Years of drought have eroded the lives of thousands of subsistence farmers and recently, the economic fallout from the Covid-19 pandemic has forced hundreds of Angolans to leave their homes to search for food while those remaining barely get by, foraging for wild berries.
The situation is dire.
David Kulikolelwa had no harvest to feed his family.
He was forced to join a group of migrants who illegally crossed the border into Namibia earlier this year in search of food and improved living conditions.
“As much as I wanted to stay home, I could not. You either migrate for survival or die of starvation,” said Kulikolelwa, who said he has so far lost five relatives to starvation.
While close to 3 000 Angolan migrants are now camping at Etunda and some are scattered in various parts of the Omusati region, Kulikolelwa, his wife and their toddler son and 35 others have settled in Windhoek’s Okahandja Park informal settlement.
Kulikolelwa shares a little wooden shack with his family and many other migrants.
We discovered that their tiny shed, which shelters around 15 people, is also their kitchen and bathroom, since there is only one single bed that can only accommodate four people, the rest of the group sleep on the floor.
The shed was offered to them by a Good Samaritan, who lives nearby, and was only meant to be a temporary shelter.
However, two months on, they have not been able to find anywhere else to live.
Yet, despite these conditions, this shelter has been a refuge for many of them.
“I do not think I will be leaving anytime soon. This place is better than Okahama (their place of origin),” said another migrant.
Narrating his ordeal of hardship and agony to New Era, Kulikolelwa, who estimates his age to be in the late 30s, said the wheel of fortune has always turned its back on them.
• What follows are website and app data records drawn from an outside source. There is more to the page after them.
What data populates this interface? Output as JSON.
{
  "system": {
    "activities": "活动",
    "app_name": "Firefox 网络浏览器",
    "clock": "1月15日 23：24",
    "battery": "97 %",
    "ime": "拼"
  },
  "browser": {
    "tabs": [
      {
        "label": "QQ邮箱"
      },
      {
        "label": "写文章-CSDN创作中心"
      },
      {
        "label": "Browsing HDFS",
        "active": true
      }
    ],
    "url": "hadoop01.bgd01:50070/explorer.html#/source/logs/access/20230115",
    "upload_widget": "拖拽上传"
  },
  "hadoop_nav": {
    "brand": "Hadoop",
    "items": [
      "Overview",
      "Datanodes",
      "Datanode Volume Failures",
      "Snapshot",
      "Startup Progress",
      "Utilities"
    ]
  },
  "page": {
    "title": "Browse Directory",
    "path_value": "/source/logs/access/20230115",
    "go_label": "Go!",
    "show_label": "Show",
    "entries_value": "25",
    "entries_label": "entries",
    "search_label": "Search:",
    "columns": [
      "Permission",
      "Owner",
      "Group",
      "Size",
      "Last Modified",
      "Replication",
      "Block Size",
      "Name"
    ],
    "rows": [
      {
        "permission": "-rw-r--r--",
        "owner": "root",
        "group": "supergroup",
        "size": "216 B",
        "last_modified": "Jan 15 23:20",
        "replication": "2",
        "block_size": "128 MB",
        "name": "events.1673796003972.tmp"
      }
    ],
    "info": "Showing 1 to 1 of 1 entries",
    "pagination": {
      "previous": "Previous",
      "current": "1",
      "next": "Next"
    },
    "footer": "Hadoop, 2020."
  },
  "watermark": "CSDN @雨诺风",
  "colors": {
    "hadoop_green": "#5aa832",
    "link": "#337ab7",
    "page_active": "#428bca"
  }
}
“I walked away from a life of poverty and to seek a proper livelihood. There have been back-to-back droughts in my village, which have pushed many of us right to the very edge of starvation, but what do we do? The government does not care. Our lives do not matter, I guess,” he said with tears in his eyes.
To make a living, they have to find a means of survival.
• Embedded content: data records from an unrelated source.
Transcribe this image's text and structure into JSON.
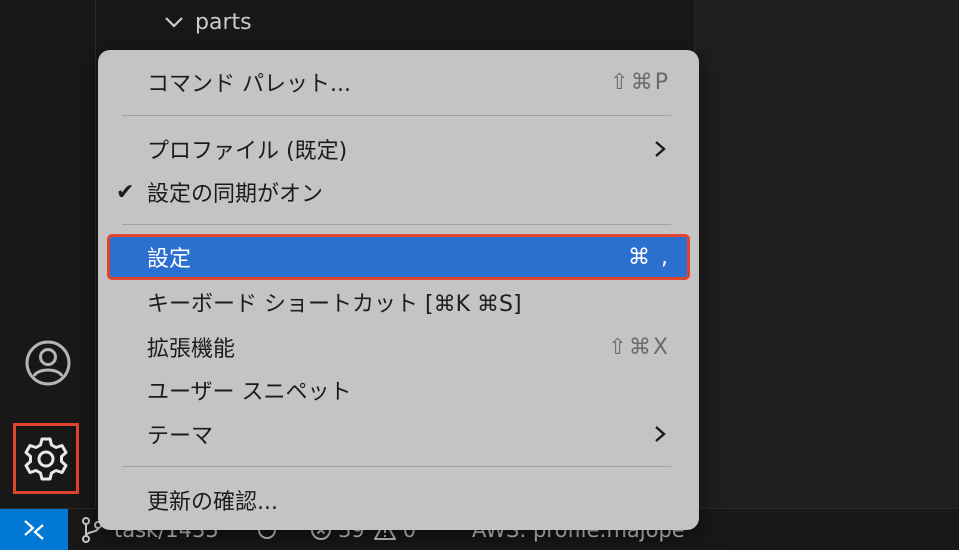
{
  "explorer": {
    "tree_item_label": "parts"
  },
  "activity_bar": {
    "account_icon": "account-icon",
    "manage_icon": "gear-icon"
  },
  "context_menu": {
    "command_palette": {
      "label": "コマンド パレット...",
      "shortcut": "⇧⌘P"
    },
    "profile": {
      "label": "プロファイル (既定)"
    },
    "settings_sync": {
      "label": "設定の同期がオン",
      "checked": "✔"
    },
    "settings": {
      "label": "設定",
      "shortcut": "⌘ ,"
    },
    "keyboard_shortcuts": {
      "label": "キーボード ショートカット [⌘K ⌘S]"
    },
    "extensions": {
      "label": "拡張機能",
      "shortcut": "⇧⌘X"
    },
    "user_snippets": {
      "label": "ユーザー スニペット"
    },
    "theme": {
      "label": "テーマ"
    },
    "check_updates": {
      "label": "更新の確認..."
    }
  },
  "status_bar": {
    "branch": "task/1435",
    "errors": "39",
    "warnings": "0",
    "aws_profile": "AWS: profile:majope"
  },
  "colors": {
    "accent": "#0078d4",
    "highlight": "#2b6fcf",
    "annotation": "#e0442f"
  }
}
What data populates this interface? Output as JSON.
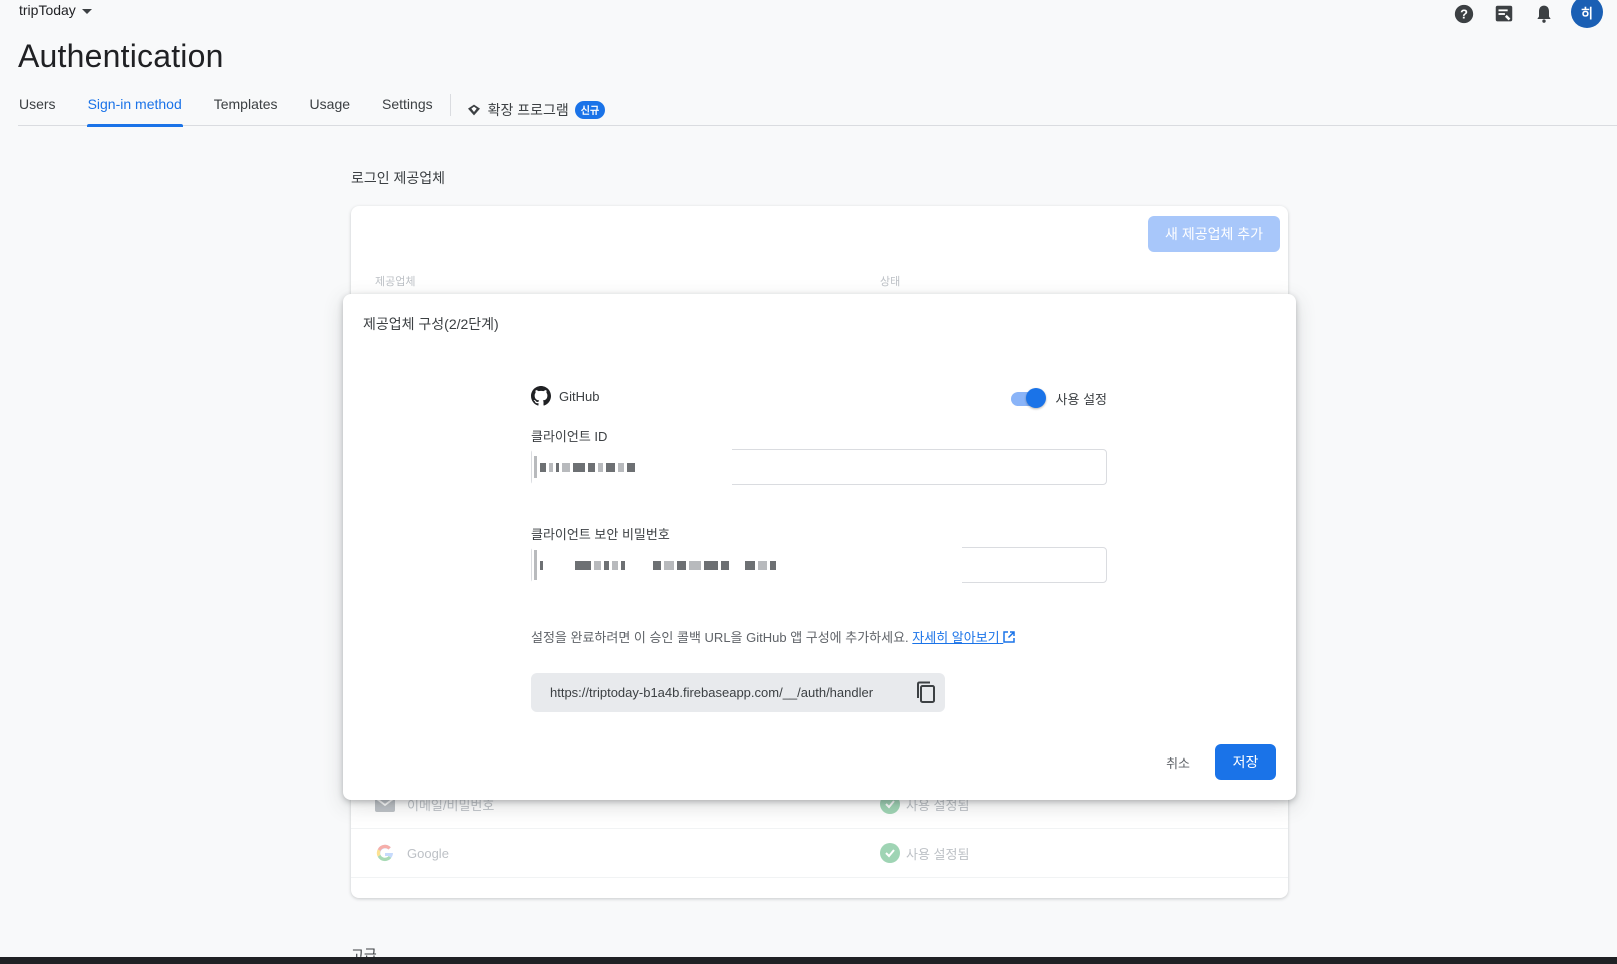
{
  "header": {
    "project_name": "tripToday",
    "page_title": "Authentication",
    "avatar_initial": "히",
    "icons": [
      "help-icon",
      "feedback-icon",
      "notifications-icon"
    ]
  },
  "tabs": [
    {
      "label": "Users"
    },
    {
      "label": "Sign-in method",
      "active": true
    },
    {
      "label": "Templates"
    },
    {
      "label": "Usage"
    },
    {
      "label": "Settings"
    }
  ],
  "extensions_tab": {
    "label": "확장 프로그램",
    "badge": "신규"
  },
  "providers_section": {
    "title": "로그인 제공업체",
    "add_button": "새 제공업체 추가",
    "col_provider": "제공업체",
    "col_status": "상태",
    "rows": [
      {
        "name": "이메일/비밀번호",
        "status": "사용 설정됨",
        "icon": "mail-icon"
      },
      {
        "name": "Google",
        "status": "사용 설정됨",
        "icon": "google-icon"
      }
    ]
  },
  "below_section_title": "고급",
  "dialog": {
    "title": "제공업체 구성(2/2단계)",
    "provider_name": "GitHub",
    "enable_label": "사용 설정",
    "enabled": true,
    "client_id_label": "클라이언트 ID",
    "client_secret_label": "클라이언트 보안 비밀번호",
    "help_text": "설정을 완료하려면 이 승인 콜백 URL을 GitHub 앱 구성에 추가하세요.",
    "help_link": "자세히 알아보기",
    "callback_url": "https://triptoday-b1a4b.firebaseapp.com/__/auth/handler",
    "cancel_label": "취소",
    "save_label": "저장"
  },
  "colors": {
    "accent": "#1a73e8",
    "accent_disabled": "#a8c7fa",
    "success": "#34a853"
  }
}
“We collect firewood and sell to people on the streets - if lucky - a few dollars as a means of living. As you can see, there is no one here, the rest of the people are deep in the location looking for food,” Kulikolelwa added.
Despite these hardships and uncertainty, he prefers to stay in Windhoek and look for a job instead of going back to the place he once called home.
“At least here we get donations and left-over food from people who feel sorry for us. Back at home, people will literally leave you to die,” he said.
Among this group, is 20 adults and 18 children, of which many suffer from malnutrition and other illnesses.
Okahandja park community activist Luusa Uumati is pleading to Good Samaritans to help by donating food, blankets and toiletries.
“These people are living in a dire condition and they have so many children who at many times stay days without eating anything. We are requesting the nation to help them with the little they have. Even just a bag of maize meal, it would make much of a difference,” she said.
Blessed is the hand that giveth
Andreas Halongo (34) has taken it upon himself to provide shelter and sometimes feed these migrants.
“I was introduced to them by one man that is also from Angola. Since I had two empty shacks, I decided to accommodate them. These people need our help more than ever,” said Halongo.
Although he also does not have any source of income, he shares the little he gets with, especially children.
Asked for comment, Tobias Hainyeko councillor Christoph Likuwa said his office has reported the matter to the ministry of home affairs and the Angolan embassy.
“At the moment, we are waiting for a response from the ministry and also from the Angolan embassy for them (migrants) to be assisted,” he said.
Likuwa further applauded community members who have offered their assistance to the migrants.
In a telephonic conversation with New Era, home affairs ministry spokesperson Margaret Kalo could not comment instantly as she was unaware of Angolan illegal migrants in Windhoek.
“I am only hearing it from you but I am aware of the ones at Etunda irrigation project. I will revert to you,” she said.